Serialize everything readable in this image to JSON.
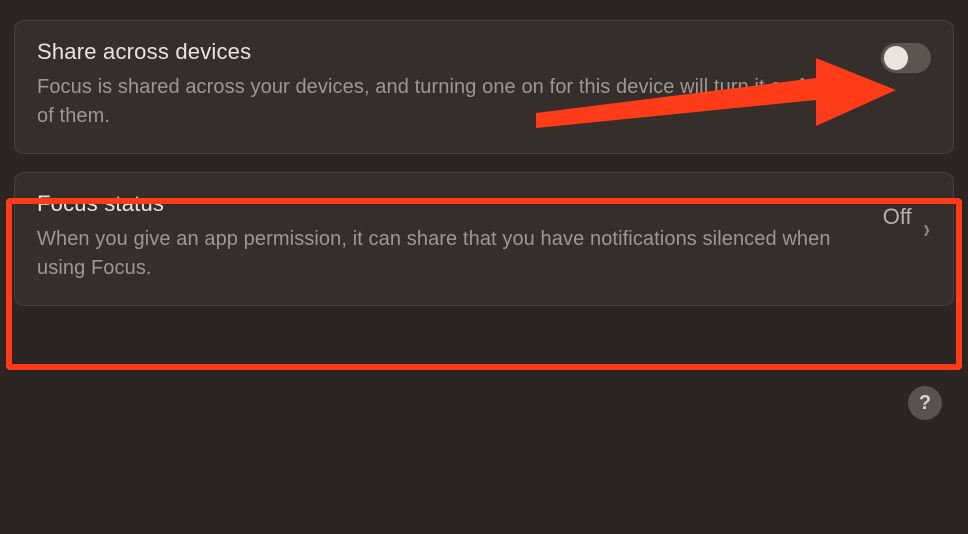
{
  "share_devices": {
    "title": "Share across devices",
    "description": "Focus is shared across your devices, and turning one on for this device will turn it on for all of them.",
    "toggle_on": false
  },
  "focus_status": {
    "title": "Focus status",
    "description": "When you give an app permission, it can share that you have notifications silenced when using Focus.",
    "value": "Off"
  },
  "help_label": "?"
}
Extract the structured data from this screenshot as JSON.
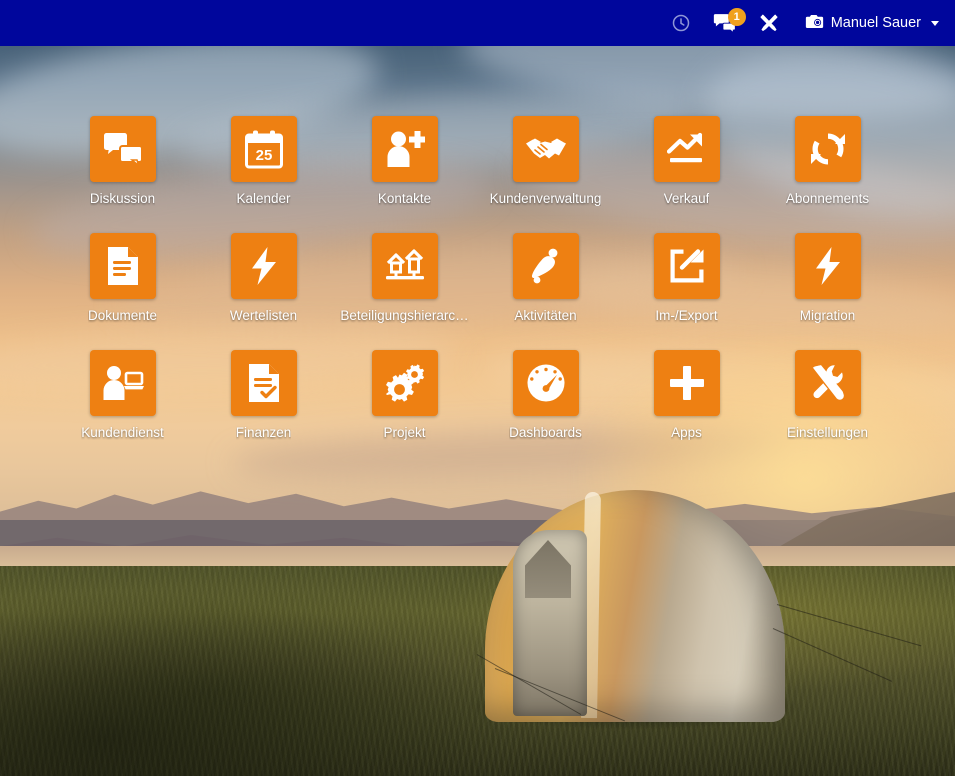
{
  "topbar": {
    "background_color": "#00069c",
    "items": [
      {
        "name": "activity-clock-icon",
        "icon": "clock-icon",
        "label": ""
      },
      {
        "name": "chat-icon",
        "icon": "chat-bubbles-icon",
        "label": "",
        "badge": "1"
      },
      {
        "name": "tools-icon",
        "icon": "tools-icon",
        "label": ""
      }
    ],
    "user": {
      "name": "Manuel Sauer",
      "avatar_icon": "camera-avatar-icon",
      "caret_icon": "chevron-down-icon"
    }
  },
  "accent_color": "#ee8012",
  "badge_color": "#f0a11e",
  "app_grid": {
    "rows": [
      [
        {
          "label": "Diskussion",
          "icon": "chat-bubbles-icon"
        },
        {
          "label": "Kalender",
          "icon": "calendar-25-icon"
        },
        {
          "label": "Kontakte",
          "icon": "person-plus-icon"
        },
        {
          "label": "Kundenverwaltung",
          "icon": "handshake-icon"
        },
        {
          "label": "Verkauf",
          "icon": "trend-up-arrow-icon"
        },
        {
          "label": "Abonnements",
          "icon": "refresh-sync-icon"
        }
      ],
      [
        {
          "label": "Dokumente",
          "icon": "document-lines-icon"
        },
        {
          "label": "Wertelisten",
          "icon": "lightning-bolt-icon"
        },
        {
          "label": "Beteiligungshierarc…",
          "icon": "hierarchy-houses-icon"
        },
        {
          "label": "Aktivitäten",
          "icon": "bell-icon"
        },
        {
          "label": "Im-/Export",
          "icon": "external-link-icon"
        },
        {
          "label": "Migration",
          "icon": "lightning-bolt-icon"
        }
      ],
      [
        {
          "label": "Kundendienst",
          "icon": "person-laptop-icon"
        },
        {
          "label": "Finanzen",
          "icon": "document-check-icon"
        },
        {
          "label": "Projekt",
          "icon": "gears-icon"
        },
        {
          "label": "Dashboards",
          "icon": "gauge-icon"
        },
        {
          "label": "Apps",
          "icon": "plus-icon"
        },
        {
          "label": "Einstellungen",
          "icon": "wrench-screwdriver-icon"
        }
      ]
    ]
  },
  "calendar_day": "25"
}
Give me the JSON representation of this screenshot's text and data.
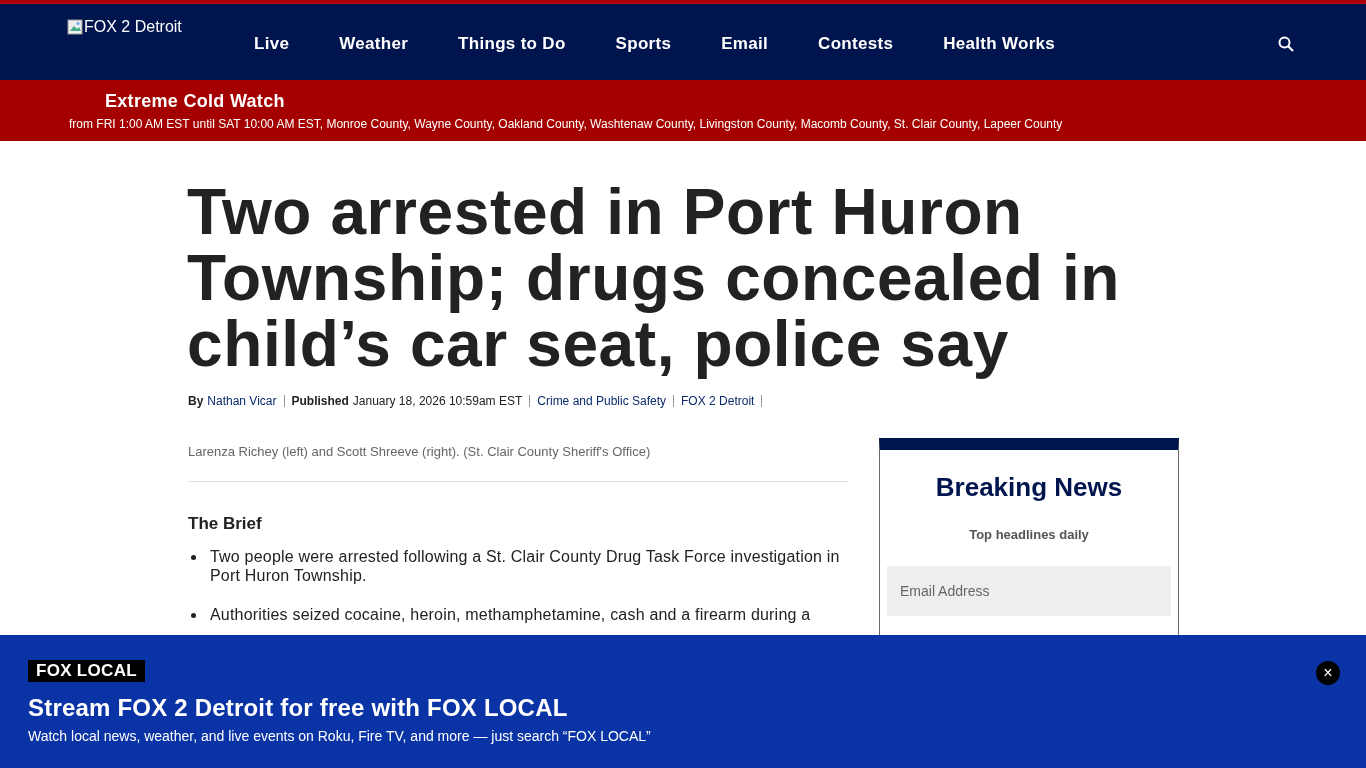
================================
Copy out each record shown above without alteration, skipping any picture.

Serialize everything readable in this image to JSON.
{
  "share_devices": {
    "title": "Share across devices",
    "description": "Focus is shared across your devices, and turning one on for this device will turn it on for all of them.",
    "toggle_on": false
  },
  "focus_status": {
    "title": "Focus status",
    "description": "When you give an app permission, it can share that you have notifications silenced when using Focus.",
    "value": "Off"
  },
  "help_label": "?"
}
Extract the structured data from this screenshot as JSON.
{
  "topbar": {
    "background_color": "#00069c",
    "items": [
      {
        "name": "activity-clock-icon",
        "icon": "clock-icon",
        "label": ""
      },
      {
        "name": "chat-icon",
        "icon": "chat-bubbles-icon",
        "label": "",
        "badge": "1"
      },
      {
        "name": "tools-icon",
        "icon": "tools-icon",
        "label": ""
      }
    ],
    "user": {
      "name": "Manuel Sauer",
      "avatar_icon": "camera-avatar-icon",
      "caret_icon": "chevron-down-icon"
    }
  },
  "accent_color": "#ee8012",
  "badge_color": "#f0a11e",
  "app_grid": {
    "rows": [
      [
        {
          "label": "Diskussion",
          "icon": "chat-bubbles-icon"
        },
        {
          "label": "Kalender",
          "icon": "calendar-25-icon"
        },
        {
          "label": "Kontakte",
          "icon": "person-plus-icon"
        },
        {
          "label": "Kundenverwaltung",
          "icon": "handshake-icon"
        },
        {
          "label": "Verkauf",
          "icon": "trend-up-arrow-icon"
        },
        {
          "label": "Abonnements",
          "icon": "refresh-sync-icon"
        }
      ],
      [
        {
          "label": "Dokumente",
          "icon": "document-lines-icon"
        },
        {
          "label": "Wertelisten",
          "icon": "lightning-bolt-icon"
        },
        {
          "label": "Beteiligungshierarc…",
          "icon": "hierarchy-houses-icon"
        },
        {
          "label": "Aktivitäten",
          "icon": "bell-icon"
        },
        {
          "label": "Im-/Export",
          "icon": "external-link-icon"
        },
        {
          "label": "Migration",
          "icon": "lightning-bolt-icon"
        }
      ],
      [
        {
          "label": "Kundendienst",
          "icon": "person-laptop-icon"
        },
        {
          "label": "Finanzen",
          "icon": "document-check-icon"
        },
        {
          "label": "Projekt",
          "icon": "gears-icon"
        },
        {
          "label": "Dashboards",
          "icon": "gauge-icon"
        },
        {
          "label": "Apps",
          "icon": "plus-icon"
        },
        {
          "label": "Einstellungen",
          "icon": "wrench-screwdriver-icon"
        }
      ]
    ]
  },
  "calendar_day": "25"
}
Give me the JSON representation of this screenshot's text and data.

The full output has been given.